With traditional methods, you can spend lots of money and not necessarily get a complete picture of what’s living at your site. Take advantage of eDNA methods and gain larger and more complete biodiversity datasets. The tools offer higher detection at far higher throughput rates, with results that are consistent and accurate. This makes the results easy to standardise, share between groups, and repeat throughout the year. Contemporary eDNA data will allow you to catch exciting biodiversity trends in your site. Are you seeing declines in key indicator species, can you see a loss of species diversity after a large impact on your site? Spend less time sampling and more time interpreting your up-to-date and representative results.
We’ve worked on a huge range of taxonomic groups in lots of different ecosystems.

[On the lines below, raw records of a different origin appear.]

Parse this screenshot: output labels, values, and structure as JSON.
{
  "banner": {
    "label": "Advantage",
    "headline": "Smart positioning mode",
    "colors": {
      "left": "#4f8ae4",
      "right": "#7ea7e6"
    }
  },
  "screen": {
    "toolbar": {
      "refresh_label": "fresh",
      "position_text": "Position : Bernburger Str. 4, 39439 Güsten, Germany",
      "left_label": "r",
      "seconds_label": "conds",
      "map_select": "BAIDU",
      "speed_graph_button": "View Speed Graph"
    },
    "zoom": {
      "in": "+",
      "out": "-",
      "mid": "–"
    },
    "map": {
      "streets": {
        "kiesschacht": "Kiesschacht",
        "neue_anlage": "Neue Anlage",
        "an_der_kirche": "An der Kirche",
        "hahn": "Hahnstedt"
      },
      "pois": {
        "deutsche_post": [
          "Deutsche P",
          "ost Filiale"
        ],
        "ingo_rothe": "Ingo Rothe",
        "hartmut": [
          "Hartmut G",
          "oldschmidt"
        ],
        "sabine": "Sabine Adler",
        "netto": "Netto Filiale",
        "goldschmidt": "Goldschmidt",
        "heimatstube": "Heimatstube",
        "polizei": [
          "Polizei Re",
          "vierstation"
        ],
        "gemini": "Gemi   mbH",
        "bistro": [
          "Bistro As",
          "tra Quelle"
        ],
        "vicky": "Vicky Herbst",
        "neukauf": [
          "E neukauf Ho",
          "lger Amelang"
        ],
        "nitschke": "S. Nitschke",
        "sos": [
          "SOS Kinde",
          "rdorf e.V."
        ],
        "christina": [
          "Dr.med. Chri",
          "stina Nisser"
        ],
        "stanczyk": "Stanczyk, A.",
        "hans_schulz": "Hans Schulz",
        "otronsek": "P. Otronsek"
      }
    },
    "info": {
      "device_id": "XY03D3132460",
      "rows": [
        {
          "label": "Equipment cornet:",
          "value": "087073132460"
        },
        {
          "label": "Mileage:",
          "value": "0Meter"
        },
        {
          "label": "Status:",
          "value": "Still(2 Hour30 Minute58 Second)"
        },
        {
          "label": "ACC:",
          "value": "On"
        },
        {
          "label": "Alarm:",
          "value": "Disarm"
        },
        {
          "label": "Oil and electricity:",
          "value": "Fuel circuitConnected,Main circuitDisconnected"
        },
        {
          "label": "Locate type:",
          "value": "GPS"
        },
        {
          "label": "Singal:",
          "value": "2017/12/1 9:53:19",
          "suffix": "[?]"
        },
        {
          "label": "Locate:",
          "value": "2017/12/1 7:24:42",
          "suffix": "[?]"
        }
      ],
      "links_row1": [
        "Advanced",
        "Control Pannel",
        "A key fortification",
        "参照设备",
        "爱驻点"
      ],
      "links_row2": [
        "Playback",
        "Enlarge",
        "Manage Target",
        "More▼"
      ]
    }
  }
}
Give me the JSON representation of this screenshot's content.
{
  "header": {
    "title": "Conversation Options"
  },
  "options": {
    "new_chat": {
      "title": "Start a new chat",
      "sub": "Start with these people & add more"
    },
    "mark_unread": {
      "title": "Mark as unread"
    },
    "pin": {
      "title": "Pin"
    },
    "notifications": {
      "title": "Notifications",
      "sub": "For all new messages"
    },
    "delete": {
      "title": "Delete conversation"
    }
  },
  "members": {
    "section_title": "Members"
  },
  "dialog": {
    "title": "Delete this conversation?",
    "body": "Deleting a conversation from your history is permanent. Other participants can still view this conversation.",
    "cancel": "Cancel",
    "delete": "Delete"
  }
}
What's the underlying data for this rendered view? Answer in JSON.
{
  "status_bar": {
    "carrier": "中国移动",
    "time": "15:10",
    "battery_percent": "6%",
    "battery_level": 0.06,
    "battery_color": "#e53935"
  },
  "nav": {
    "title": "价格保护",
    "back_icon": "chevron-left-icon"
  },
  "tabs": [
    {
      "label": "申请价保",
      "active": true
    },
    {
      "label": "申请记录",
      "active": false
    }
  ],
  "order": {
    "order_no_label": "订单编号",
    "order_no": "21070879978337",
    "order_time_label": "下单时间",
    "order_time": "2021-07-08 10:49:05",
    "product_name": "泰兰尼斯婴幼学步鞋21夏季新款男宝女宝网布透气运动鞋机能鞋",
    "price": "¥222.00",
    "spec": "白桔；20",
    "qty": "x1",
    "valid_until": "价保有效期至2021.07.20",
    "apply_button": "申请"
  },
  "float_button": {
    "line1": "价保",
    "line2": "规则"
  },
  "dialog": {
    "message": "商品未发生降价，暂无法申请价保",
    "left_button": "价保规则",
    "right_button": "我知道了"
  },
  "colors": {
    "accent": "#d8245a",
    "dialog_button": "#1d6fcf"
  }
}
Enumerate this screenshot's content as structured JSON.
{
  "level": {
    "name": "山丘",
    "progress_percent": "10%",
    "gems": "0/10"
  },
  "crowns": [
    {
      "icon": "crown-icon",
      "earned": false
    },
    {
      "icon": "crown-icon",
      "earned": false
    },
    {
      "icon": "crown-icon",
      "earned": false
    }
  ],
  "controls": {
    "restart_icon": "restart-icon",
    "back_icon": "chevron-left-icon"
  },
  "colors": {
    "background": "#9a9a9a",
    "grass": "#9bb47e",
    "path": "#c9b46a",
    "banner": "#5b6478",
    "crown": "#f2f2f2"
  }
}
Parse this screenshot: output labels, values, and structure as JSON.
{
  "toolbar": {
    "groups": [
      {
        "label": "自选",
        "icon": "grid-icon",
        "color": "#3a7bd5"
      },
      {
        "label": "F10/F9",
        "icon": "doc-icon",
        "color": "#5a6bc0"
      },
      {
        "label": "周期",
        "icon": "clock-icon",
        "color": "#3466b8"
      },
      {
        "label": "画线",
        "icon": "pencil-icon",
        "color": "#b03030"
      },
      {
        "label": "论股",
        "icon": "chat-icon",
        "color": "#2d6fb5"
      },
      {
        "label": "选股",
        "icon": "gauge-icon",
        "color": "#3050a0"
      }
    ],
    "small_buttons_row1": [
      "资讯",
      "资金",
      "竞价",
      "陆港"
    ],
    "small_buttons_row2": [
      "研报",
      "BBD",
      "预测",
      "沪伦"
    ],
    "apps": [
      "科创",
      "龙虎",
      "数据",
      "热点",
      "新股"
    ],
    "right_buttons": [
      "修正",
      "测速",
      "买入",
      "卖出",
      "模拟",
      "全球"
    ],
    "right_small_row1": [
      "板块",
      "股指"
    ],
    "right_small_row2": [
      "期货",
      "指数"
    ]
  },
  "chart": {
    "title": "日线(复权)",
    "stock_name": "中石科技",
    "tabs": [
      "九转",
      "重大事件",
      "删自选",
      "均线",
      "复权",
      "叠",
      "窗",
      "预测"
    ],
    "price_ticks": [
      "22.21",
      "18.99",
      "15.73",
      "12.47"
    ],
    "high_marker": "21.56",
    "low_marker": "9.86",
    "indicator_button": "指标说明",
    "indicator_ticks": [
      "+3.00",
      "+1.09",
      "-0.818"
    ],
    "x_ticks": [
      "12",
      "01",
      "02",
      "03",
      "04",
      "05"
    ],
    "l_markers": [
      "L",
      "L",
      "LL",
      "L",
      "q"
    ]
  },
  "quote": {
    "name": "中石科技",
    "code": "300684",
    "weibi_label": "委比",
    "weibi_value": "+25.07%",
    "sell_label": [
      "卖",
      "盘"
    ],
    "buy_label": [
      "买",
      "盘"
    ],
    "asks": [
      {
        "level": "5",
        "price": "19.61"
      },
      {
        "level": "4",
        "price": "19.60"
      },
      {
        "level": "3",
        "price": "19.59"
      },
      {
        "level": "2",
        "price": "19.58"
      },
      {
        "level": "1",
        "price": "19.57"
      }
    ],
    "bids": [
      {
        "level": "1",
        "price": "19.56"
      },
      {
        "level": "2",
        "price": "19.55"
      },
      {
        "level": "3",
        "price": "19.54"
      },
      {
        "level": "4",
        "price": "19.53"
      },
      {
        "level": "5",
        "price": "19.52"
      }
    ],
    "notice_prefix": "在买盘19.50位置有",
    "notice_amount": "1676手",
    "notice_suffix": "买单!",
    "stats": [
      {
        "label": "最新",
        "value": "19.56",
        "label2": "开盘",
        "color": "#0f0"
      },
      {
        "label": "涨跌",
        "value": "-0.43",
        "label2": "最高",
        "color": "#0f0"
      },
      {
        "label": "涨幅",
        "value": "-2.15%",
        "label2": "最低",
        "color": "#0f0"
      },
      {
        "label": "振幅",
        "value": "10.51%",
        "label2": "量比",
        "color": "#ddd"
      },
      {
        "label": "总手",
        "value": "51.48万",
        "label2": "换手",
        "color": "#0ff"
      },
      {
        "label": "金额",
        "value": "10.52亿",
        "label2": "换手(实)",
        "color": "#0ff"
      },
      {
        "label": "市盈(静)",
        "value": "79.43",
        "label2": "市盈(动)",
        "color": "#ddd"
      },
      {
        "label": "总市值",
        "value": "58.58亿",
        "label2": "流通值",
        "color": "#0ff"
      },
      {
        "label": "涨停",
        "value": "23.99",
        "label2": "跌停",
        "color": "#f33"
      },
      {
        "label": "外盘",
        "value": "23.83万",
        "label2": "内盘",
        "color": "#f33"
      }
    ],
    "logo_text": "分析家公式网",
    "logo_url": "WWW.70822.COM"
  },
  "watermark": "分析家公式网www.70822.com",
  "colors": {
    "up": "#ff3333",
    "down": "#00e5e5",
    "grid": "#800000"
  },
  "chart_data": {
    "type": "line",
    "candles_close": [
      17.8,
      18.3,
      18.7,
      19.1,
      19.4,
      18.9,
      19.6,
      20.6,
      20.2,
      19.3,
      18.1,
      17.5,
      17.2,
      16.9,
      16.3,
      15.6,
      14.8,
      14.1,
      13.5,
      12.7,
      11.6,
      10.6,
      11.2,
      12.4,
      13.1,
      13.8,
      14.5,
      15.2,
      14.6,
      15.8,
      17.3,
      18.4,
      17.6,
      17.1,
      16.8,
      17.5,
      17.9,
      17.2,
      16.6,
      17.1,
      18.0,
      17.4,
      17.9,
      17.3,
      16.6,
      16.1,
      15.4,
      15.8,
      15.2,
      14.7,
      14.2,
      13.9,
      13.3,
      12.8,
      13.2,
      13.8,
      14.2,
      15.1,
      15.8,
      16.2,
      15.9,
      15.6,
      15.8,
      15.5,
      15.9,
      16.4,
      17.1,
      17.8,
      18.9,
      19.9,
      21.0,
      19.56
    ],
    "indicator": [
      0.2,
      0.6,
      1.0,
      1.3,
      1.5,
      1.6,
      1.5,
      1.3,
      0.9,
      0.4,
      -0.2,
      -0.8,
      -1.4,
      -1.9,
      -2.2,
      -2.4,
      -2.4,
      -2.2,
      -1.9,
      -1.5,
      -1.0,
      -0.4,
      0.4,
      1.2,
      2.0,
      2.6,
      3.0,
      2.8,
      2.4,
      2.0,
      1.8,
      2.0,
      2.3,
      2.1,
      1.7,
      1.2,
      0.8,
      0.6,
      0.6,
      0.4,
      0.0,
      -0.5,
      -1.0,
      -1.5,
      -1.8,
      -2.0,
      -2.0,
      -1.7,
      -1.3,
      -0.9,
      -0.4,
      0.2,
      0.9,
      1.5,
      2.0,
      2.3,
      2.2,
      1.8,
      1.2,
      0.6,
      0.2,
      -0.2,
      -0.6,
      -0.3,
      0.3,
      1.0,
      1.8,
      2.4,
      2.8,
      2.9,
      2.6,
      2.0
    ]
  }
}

An example of one of our fish projects comes from the River Frome in England, where we measured the fish communities at different areas along the river. We sampled the river mouth, the saline transition zone and also in upstream and purely freshwater areas. This is a typical example of using our eDNA methods in a range of salinities to achieve a biodiversity assessment. Some fish were found in all sites, and others were found only in certain areas. We could use this to inform our collaborative project with Natural England.
We’ve also got strong citizen science opportunities, and we believe that anybody can sample eDNA and find out what’s living in their chosen area. We took part in Chris Packham’s BioBlitz in Wicken Fen, and the volunteers did a great job. They collected water samples, filtered them, then we took them back to the labs for processing. They detected 12 fish species in their samples (and a toad!). The Environmental Agency has been monitoring this area since 1984, and they have found the same species, but they have never found them all in a single survey. Our non-experts demonstrated just how sensitive and powerful the eDNA methods can be.